Under the REPAYE plan, students’ monthly loan payments are prohibited from exceeding 10 percent of their discretionary income over the repayment period, and all balances are forgiven after 20 years of qualifying payments. With the new plan, payments increase and decrease as a borrower’s income changes, regardless of the degree of change in income. This is different from PAYE, which set a maximum amount that monthly payments could not exceed. The switch from PAYE to REPAYE also makes an income-driven repayment plan available to Direct Loan borrowers who may have previously been ineligible for PAYE.
In a press release, then-Secretary of Education Arne Duncan cited manageable student loan debt as a “central theme” of the Obama administration’s higher education policy.
“REPAYE is one of a number of key national economic policies this Administration has implemented to make America again the leader in college graduates in the world, while preventing student borrowers from facing unmanageable student loan debt,” Duncan said in the release.
Etienne Smith, a freshman studying print and digital journalism, thought that the program would be a good security blanket for those students who may not earn a lot after they graduate.

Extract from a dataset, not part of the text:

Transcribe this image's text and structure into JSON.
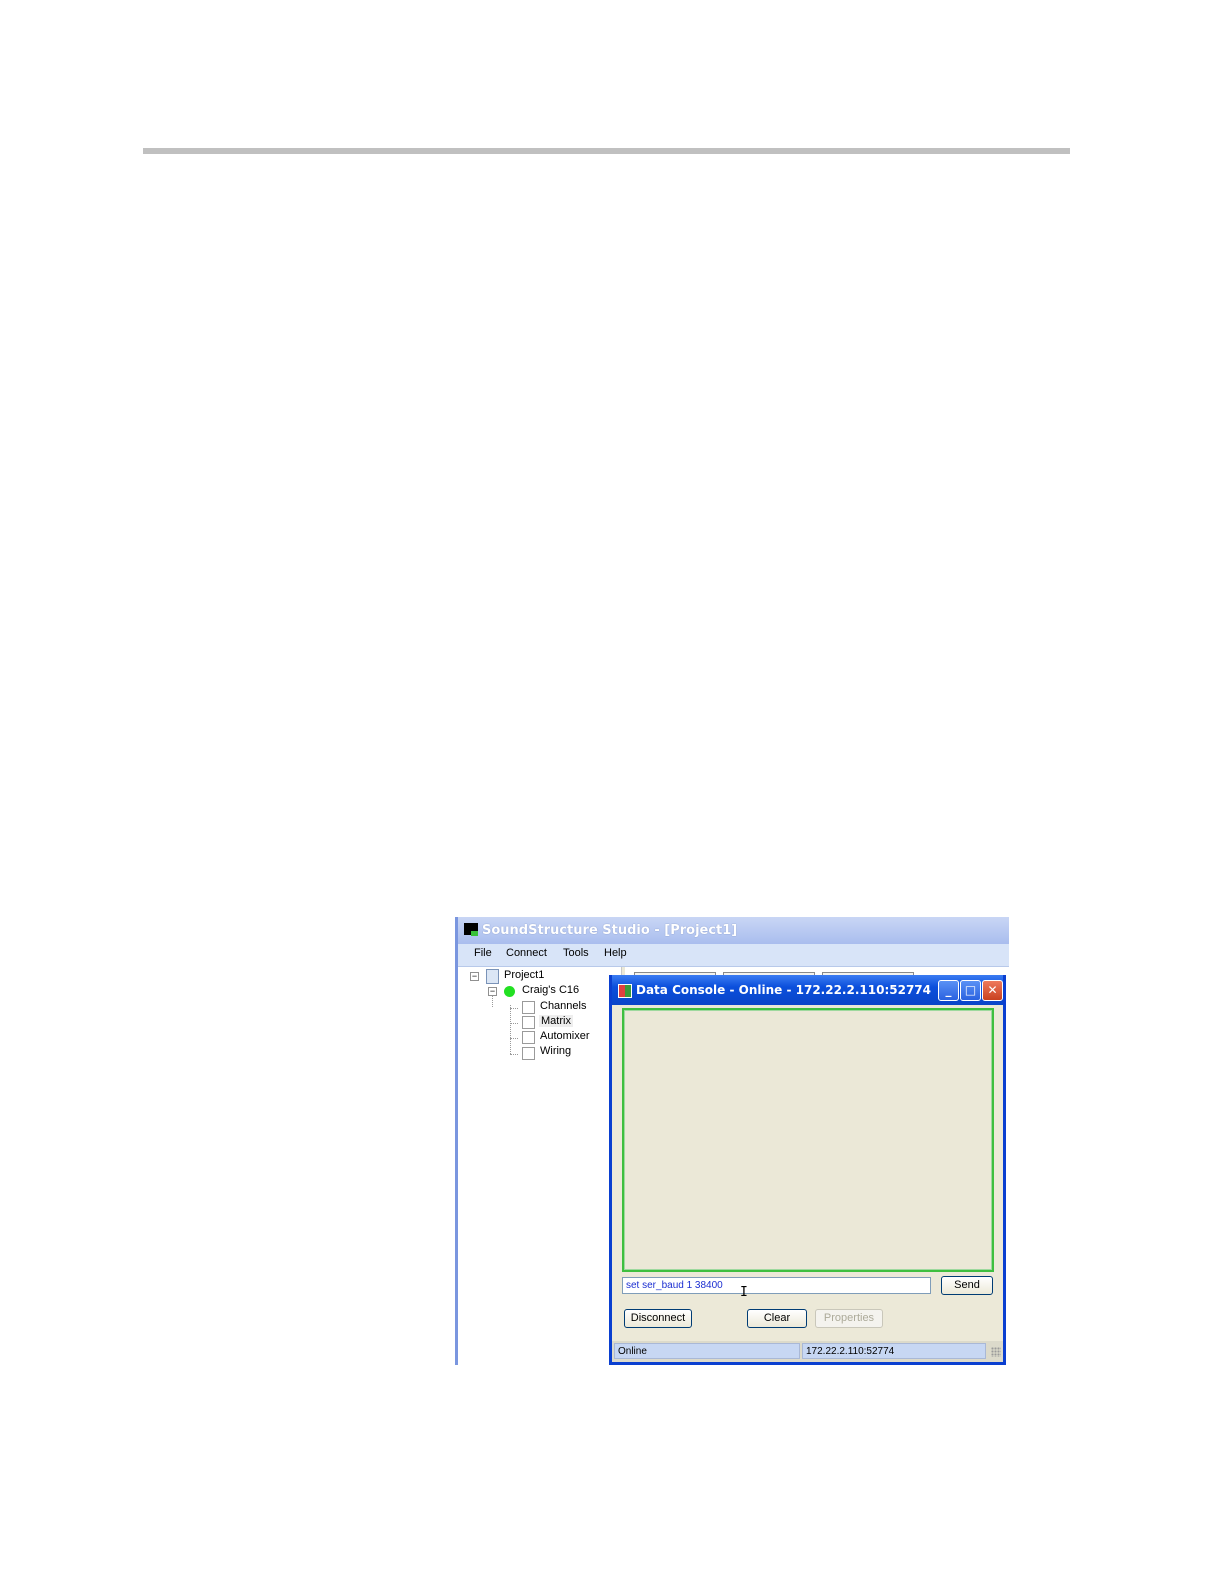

“I’m glad it’s available to me. There’s no guarantee that I will make tons of money in the future, especially going into journalism,” Smith said. “So I think it’s a good thing that I can have comfort knowing that my biggest problem won’t be student loans for the education that’s supposed to make me able to pay back my student loans.”
USC Financial Aid Dean Thomas McWhorter acknowledged the benefit of REPAYE in making student loans more affordable.

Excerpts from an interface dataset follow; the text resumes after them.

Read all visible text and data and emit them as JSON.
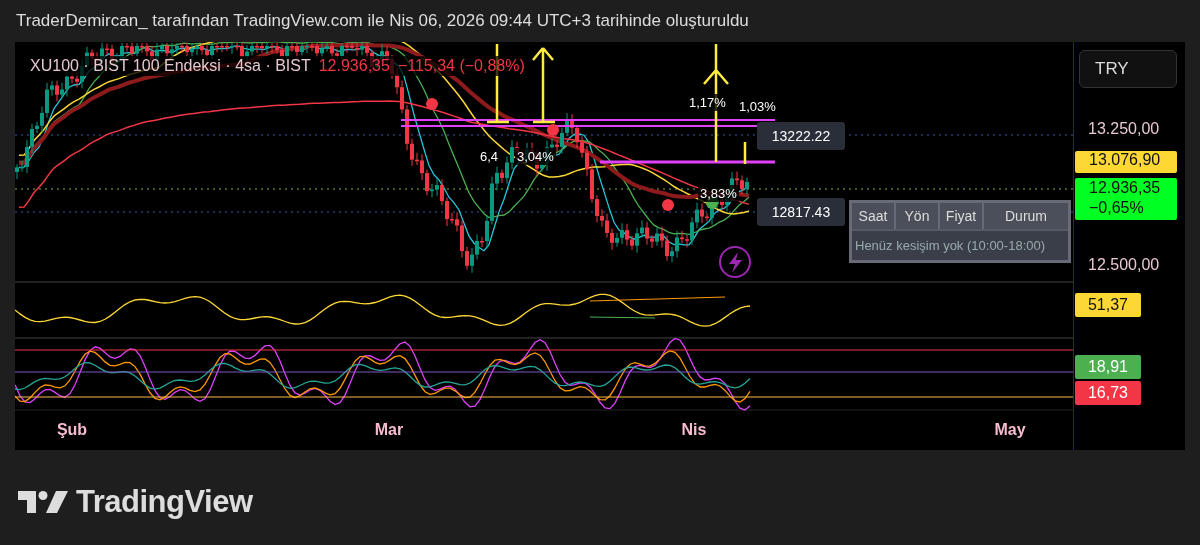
{
  "header": {
    "text": "TraderDemircan_ tarafından TradingView.com ile Nis 06, 2026 09:44 UTC+3 tarihinde oluşturuldu"
  },
  "legend": {
    "symbol": "XU100 · BIST 100 Endeksi · 4sa · BIST",
    "price": "12.936,35",
    "change": "−115,34 (−0,88%)"
  },
  "currency_button": "TRY",
  "price_axis": {
    "ticks": [
      "13.250,00",
      "12.500,00"
    ],
    "badges": [
      {
        "text": "13.076,90",
        "color": "#fdd835"
      },
      {
        "text": "12.936,35",
        "sub": "−0,65%",
        "color": "#00ff22"
      }
    ]
  },
  "annotations": [
    "1,17%",
    "1,03%",
    "6,4",
    "3,04%",
    "3,83%"
  ],
  "callouts": [
    "13222.22",
    "12817.43"
  ],
  "crossings_table": {
    "columns": [
      "Saat",
      "Yön",
      "Fiyat",
      "Durum"
    ],
    "empty_message": "Henüz kesişim yok (10:00-18:00)"
  },
  "rsi_pane": {
    "badge": {
      "text": "51,37",
      "color": "#fdd835"
    }
  },
  "oscillator_pane": {
    "badges": [
      {
        "text": "18,91",
        "color": "#4caf50"
      },
      {
        "text": "16,73",
        "color": "#f23645"
      }
    ]
  },
  "time_axis": [
    "Şub",
    "Mar",
    "Nis",
    "May"
  ],
  "footer": {
    "brand": "TradingView"
  }
}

“Programs such as REPAYE will benefit students who may need help with keeping college loan repayments affordable,” McWhorter said. “While students who graduate from USC have a lower-than-average student loan debt and a default rate of less than 2 percent, we always look for ways to manage costs and maintain affordability. USC continues to provide financial aid to meet the full demonstrated need of our undergraduates.”

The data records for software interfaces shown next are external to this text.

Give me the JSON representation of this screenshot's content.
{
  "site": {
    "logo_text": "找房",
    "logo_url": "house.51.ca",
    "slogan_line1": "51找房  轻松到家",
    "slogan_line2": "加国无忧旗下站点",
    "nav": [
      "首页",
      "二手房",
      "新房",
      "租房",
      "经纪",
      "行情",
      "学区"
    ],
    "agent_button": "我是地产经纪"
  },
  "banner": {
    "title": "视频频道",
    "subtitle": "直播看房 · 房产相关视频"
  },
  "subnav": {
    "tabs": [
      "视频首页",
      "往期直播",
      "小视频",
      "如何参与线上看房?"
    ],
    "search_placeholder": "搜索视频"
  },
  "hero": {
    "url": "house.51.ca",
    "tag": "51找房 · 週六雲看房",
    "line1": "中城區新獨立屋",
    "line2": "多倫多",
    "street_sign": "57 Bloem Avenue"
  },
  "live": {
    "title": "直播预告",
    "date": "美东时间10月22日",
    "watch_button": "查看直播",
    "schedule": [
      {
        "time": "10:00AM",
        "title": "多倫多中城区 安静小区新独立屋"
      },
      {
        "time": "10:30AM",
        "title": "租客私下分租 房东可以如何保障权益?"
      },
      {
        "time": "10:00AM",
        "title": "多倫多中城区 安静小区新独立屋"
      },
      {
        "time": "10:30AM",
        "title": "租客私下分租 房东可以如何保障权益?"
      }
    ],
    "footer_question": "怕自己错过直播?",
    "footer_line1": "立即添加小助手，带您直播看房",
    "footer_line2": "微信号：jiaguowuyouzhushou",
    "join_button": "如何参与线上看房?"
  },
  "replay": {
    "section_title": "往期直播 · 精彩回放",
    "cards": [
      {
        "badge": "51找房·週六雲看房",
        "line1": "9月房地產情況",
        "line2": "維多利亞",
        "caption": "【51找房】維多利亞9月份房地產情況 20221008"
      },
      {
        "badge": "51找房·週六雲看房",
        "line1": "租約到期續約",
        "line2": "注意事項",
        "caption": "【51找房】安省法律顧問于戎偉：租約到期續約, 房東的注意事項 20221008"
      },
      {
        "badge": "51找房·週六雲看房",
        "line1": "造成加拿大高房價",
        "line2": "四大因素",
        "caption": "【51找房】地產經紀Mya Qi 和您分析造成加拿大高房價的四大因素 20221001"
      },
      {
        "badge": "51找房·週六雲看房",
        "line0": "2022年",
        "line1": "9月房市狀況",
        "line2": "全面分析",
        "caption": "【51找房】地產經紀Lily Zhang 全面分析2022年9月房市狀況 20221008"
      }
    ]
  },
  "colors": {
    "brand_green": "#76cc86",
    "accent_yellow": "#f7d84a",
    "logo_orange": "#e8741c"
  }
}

Boka Agboje, a junior majoring in interactive entertainment, has multiple federal student loans and felt that the new repayment options would prove beneficial for college students in general.
“It goes without saying that college is extraordinarily expensive,” Agboje said. “I feel like the cost of attending college has far outpaced the growing value of [it]. I appreciate the option of different payment plans, because different folks have different needs.”
Revised Pay As You Earn, announced Dec. 17, joins the original Pay As You Earn plan, the Income-Based Repayment Plan and the Income-Contingent Repayment Plan in a group of four income-driven payment options for federal student loan borrowers.
According to a Department of Education website, “the plans differ in terms of who qualifies, how much [the borrower has] to pay each month, the length of the repayment period, and the types of loans that can be repaid under the plan.”
With a low enough income, the site says, monthly payments could reach as low as $0 per month.